As-forged higher strength steels with high toughness — Hot-forged, air-cooled micro-alloy steel forgings meet the strength and fatigue properties equivalent to heat-treated parts. Micro-alloying precipitation strengthening technology has the potential to provide forged components with increased mechanical properties, to allow part lightweighting without the need to heat-treat the forging. A significant benefit of this technology is a lower part-manufacturing cost resulting from eliminating heat treating.
However, these micro-alloyed steels are not used to their full-strength potential, as their toughness tends to be lower than acceptable for a similar chemistry, heat-treated steel part. The development of as-forged steels with a higher level or improved balance of toughness and strength would expand the application of as-forged steels.
Manufacturing technology opportunities

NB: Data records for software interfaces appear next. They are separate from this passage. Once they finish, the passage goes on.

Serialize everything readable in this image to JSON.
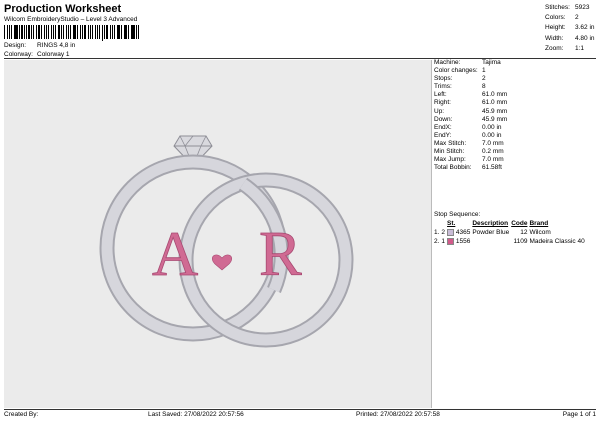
{
  "header": {
    "title": "Production Worksheet",
    "subtitle": "Wilcom EmbroideryStudio – Level 3 Advanced",
    "design_label": "Design:",
    "design_value": "RINGS 4,8 in",
    "colorway_label": "Colorway:",
    "colorway_value": "Colorway 1"
  },
  "stats": [
    {
      "label": "Stitches:",
      "value": "5923"
    },
    {
      "label": "Colors:",
      "value": "2"
    },
    {
      "label": "Height:",
      "value": "3.62 in"
    },
    {
      "label": "Width:",
      "value": "4.80 in"
    },
    {
      "label": "Zoom:",
      "value": "1:1"
    }
  ],
  "machine_info": [
    {
      "label": "Machine:",
      "value": "Tajima"
    },
    {
      "label": "Color changes:",
      "value": "1"
    },
    {
      "label": "Stops:",
      "value": "2"
    },
    {
      "label": "Trims:",
      "value": "8"
    },
    {
      "label": "Left:",
      "value": "61.0 mm"
    },
    {
      "label": "Right:",
      "value": "61.0 mm"
    },
    {
      "label": "Up:",
      "value": "45.9 mm"
    },
    {
      "label": "Down:",
      "value": "45.9 mm"
    },
    {
      "label": "EndX:",
      "value": "0.00 in"
    },
    {
      "label": "EndY:",
      "value": "0.00 in"
    },
    {
      "label": "Max Stitch:",
      "value": "7.0 mm"
    },
    {
      "label": "Min Stitch:",
      "value": "0.2 mm"
    },
    {
      "label": "Max Jump:",
      "value": "7.0 mm"
    },
    {
      "label": "Total Bobbin:",
      "value": "61.58ft"
    }
  ],
  "stop_sequence": {
    "title": "Stop Sequence:",
    "headers": [
      "",
      "",
      "St.",
      "Description",
      "Code",
      "Brand"
    ],
    "rows": [
      {
        "num": "1.",
        "n": "2",
        "color": "#c8bcd6",
        "stitches": "4365",
        "description": "Powder Blue",
        "code": "12",
        "brand": "Wilcom"
      },
      {
        "num": "2.",
        "n": "1",
        "color": "#d25a8a",
        "stitches": "1556",
        "description": "",
        "code": "1109",
        "brand": "Madeira Classic 40"
      }
    ]
  },
  "design": {
    "letter_left": "A",
    "letter_right": "R",
    "ring_color": "#c9c9cf",
    "letter_color": "#d06a93"
  },
  "footer": {
    "created_by": "Created By:",
    "last_saved": "Last Saved: 27/08/2022 20:57:56",
    "printed": "Printed: 27/08/2022 20:57:58",
    "page": "Page 1 of 1"
  }
}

All cold, warm, and hot forming operations have the advantage over castings and machined bar stock in controlling the deformation and metal flow to increase metallurgical soundness and improve mechanical properties. This can improve directional grain flow (anisotropy) where needed for maximum part strength, and provide better fatigue resistance and impact toughness on part sections, such as gear teeth. Additional research and development opportunities to improve forming technology and costs include:
Cold forging research and development focus

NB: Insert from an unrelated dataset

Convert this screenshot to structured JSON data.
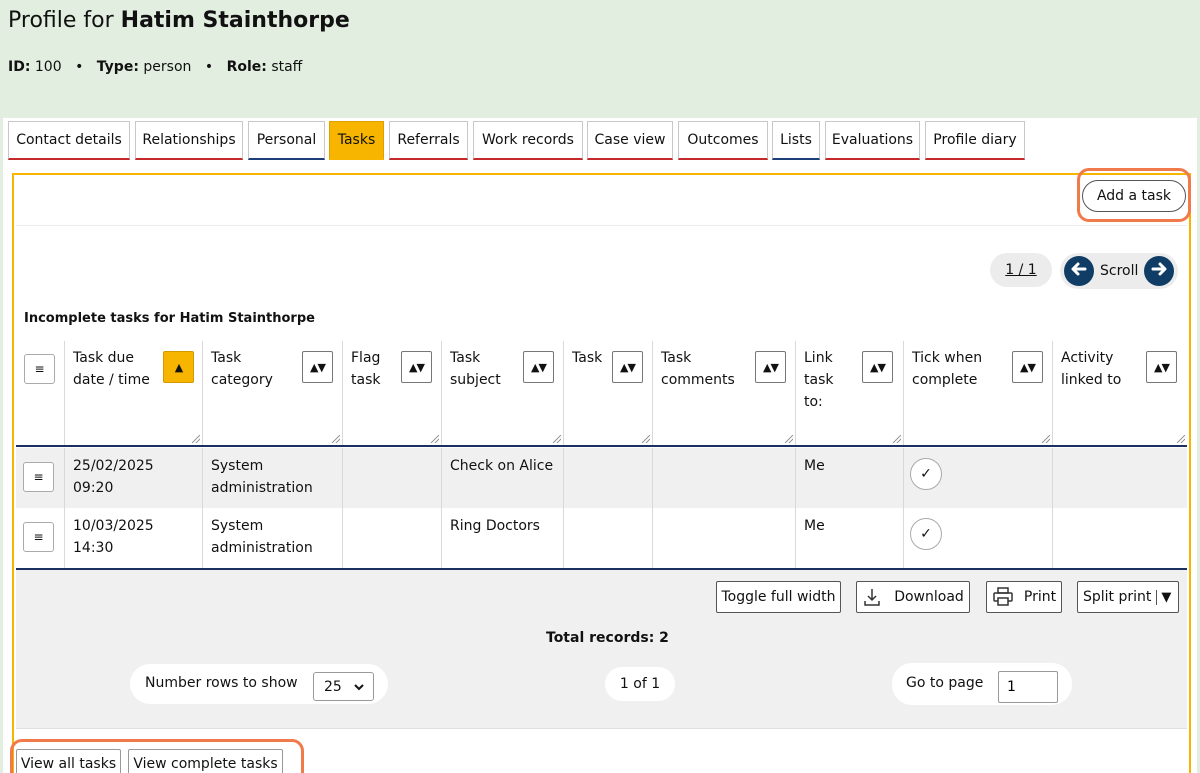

• Upgrade simulation software to predict breakage or lubrication failure;
• Develop test method to evaluate effectiveness of lubrication prior to part production;

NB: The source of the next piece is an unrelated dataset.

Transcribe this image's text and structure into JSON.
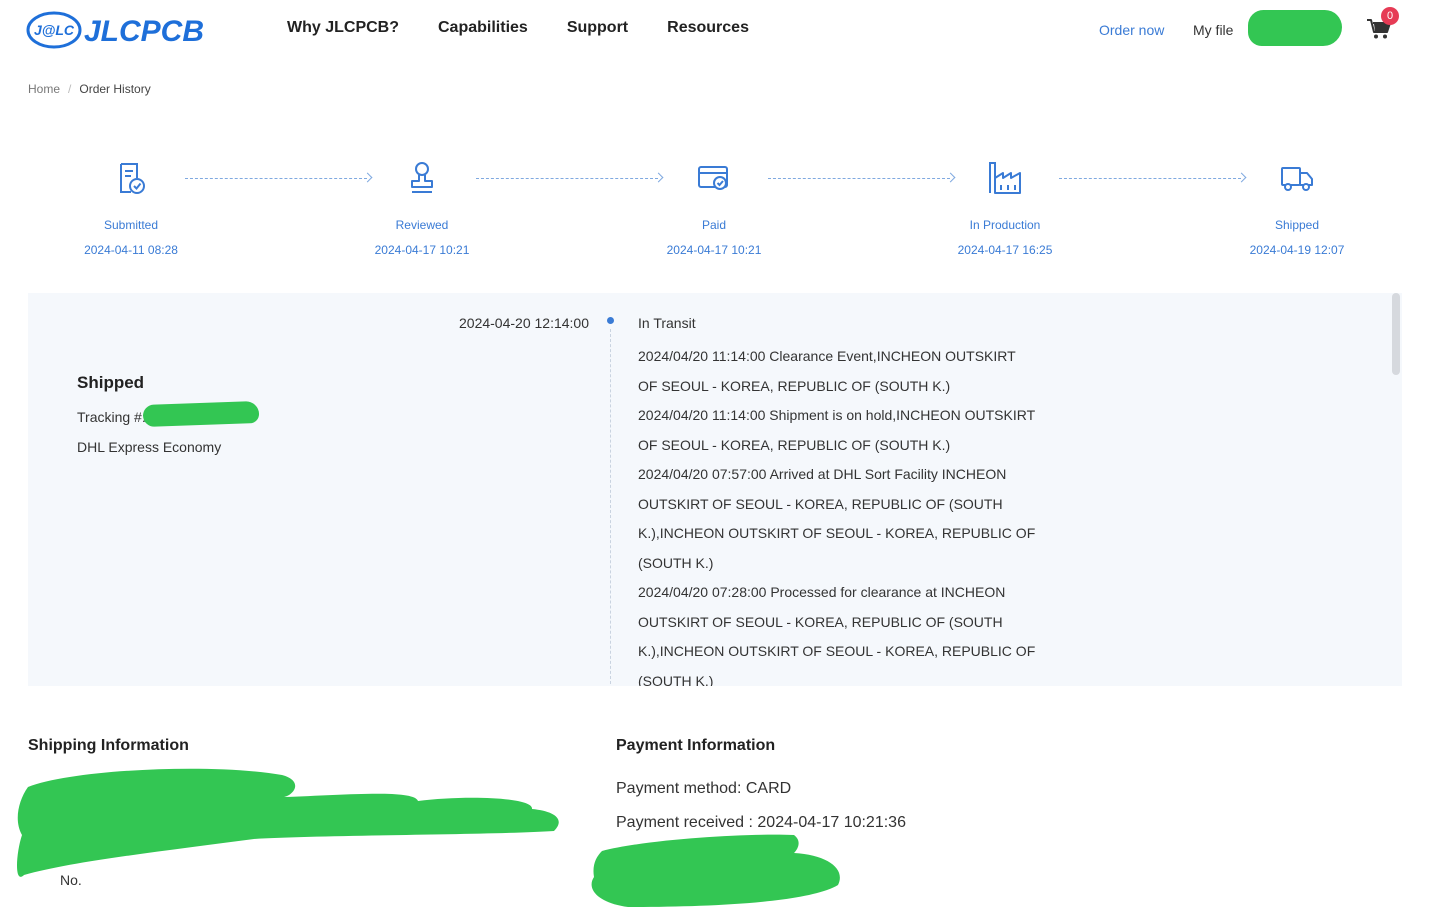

• Create additional test method to evaluate formability prior to running production parts (cold upset test is satisfactory for certain applications); and,
• Further enhance deep rolling to apply its strengthening benefits to other components.
Warm forging research and development needs
• Improve die coatings and lubricants to better facilitate extrusion at higher temperatures; and,
• Develop warm temperature steel property data to improve computer simulation.
Hot forging research and development focus
Optimize reheating processes to allow better temperature control and avoid grain coarsening;
• Develop scale-free reheating;
• Improve die coatings for high forging temperatures;
• Enhance modeling of non-uniform cross-sectional heating on metal flow, especially in automated multi-sequenced forging;
• Create a vision system to monitor part-size tolerances and surface defects at high forging temperatures and high production rates.
Other manufacturing technologies
In addition, for improvement in forming processes to help meet automakers’ needs, there are manufacturing improvement opportunities, including:
• Improve machinability to reduce manufacturing costs related to forged components;
• Develop more competitive near-net shape forging operations to reduce the amount of metal removal during machining;
• Use enabling processes, such as surface hardening or coatings. to improve fatigue strength and resistance to surface wear on moving components; and
• Enhance fillet strengthening techniques to allow for higher strength levels in this fatigue-sensitive location.
The LPMDG Automotive Roadmap identifies numerous current technical challenges and research opportunities in steel bar product metallurgy, enabling processes, steel characterization and part design. The LPMDG uses this roadmap to define projects and has found working in collaboration with OEMs, Tier 1 and 2 customers offers the best opportunity to meet the automotive industry performance, fuel efficiency and value required for future applications.
David W. Anderson is the senior director of the automotive market and long products program at the Steel Market Development Institute. Contact him at [email protected], or learn more about the LPMDG Automotive Roadmap at www.autosteel.org